NASA rover to examine Mars rocks
Equipped with a "chemical element reader," NASA's Mars Science Laboratory rover Curiosity will get a close-up on the chemical ingredients in Martian rocks and soil, it was announced on Friday , Xinhua reported .
This will be a major step by scientists to identify the elemental composition of lighter elements such as sodium, magnesium or aluminum, as well as heavier elements like iron, nickel or zinc in the building blocks of the Martian crust, NASA's Jet Propulsion Laboratory (JPL) said.
The "chemical element reader" -- the Alpha Particle X-Ray Spectrometer (APXS) -- is one of 10 instruments to be carried by Curiosity on its upcoming mission scheduled between Nov. 25 and Dec. 18, 2011, with landing in August 2012, said JPL, Pasadena, Los Angeles.
The mission will help scientists determine the past and present habitability of a specific area on the Red Planet, JPL said.
By comparing these findings with those of previous Mars rover findings, scientists can determine if any weathering has taken place since the rock formed ages ago, JPL said in a press release.
The APXS uses the power of alpha particles, or helium nuclei, and X-rays to bombard a target, causing the target to give off its own characteristic alpha particles and X-ray radiation. This radiation is "read by" an X-ray detector inside the sensor head, which reveals which elements and how much of each are in the rock or soil, according to JPL.
All NASA Mars rovers have carried a similar instrument -- Pathfinder's rover Sojourner, Spirit and Opportunity, and now Curiosity, too.

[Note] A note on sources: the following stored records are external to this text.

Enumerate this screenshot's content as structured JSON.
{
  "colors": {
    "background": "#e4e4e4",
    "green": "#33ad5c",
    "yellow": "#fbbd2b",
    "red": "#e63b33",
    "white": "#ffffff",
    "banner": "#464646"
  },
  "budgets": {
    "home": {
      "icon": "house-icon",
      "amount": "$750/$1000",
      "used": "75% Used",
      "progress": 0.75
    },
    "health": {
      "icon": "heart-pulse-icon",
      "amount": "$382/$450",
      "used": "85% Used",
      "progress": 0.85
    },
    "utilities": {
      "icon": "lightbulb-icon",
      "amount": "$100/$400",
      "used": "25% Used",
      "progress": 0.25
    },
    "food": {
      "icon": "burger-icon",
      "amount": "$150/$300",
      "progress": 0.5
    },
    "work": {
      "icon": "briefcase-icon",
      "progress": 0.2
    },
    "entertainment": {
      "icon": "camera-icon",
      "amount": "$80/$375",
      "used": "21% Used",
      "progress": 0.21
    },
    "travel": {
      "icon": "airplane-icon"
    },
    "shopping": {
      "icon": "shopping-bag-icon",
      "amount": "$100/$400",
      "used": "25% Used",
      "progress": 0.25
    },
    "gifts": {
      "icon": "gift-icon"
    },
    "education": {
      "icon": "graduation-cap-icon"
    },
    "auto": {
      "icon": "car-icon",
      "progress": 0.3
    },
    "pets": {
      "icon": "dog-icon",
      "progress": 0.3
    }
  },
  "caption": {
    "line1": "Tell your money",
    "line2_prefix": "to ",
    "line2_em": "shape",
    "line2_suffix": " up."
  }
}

Improvements have been made with each generation, but the basic design of the instrument has remained the same, according to JPL.
JPL, a division of the California Institute of Technology in Pasadena, manages the Mars Science Laboratory mission for the NASA Science Mission Directorate, Washington.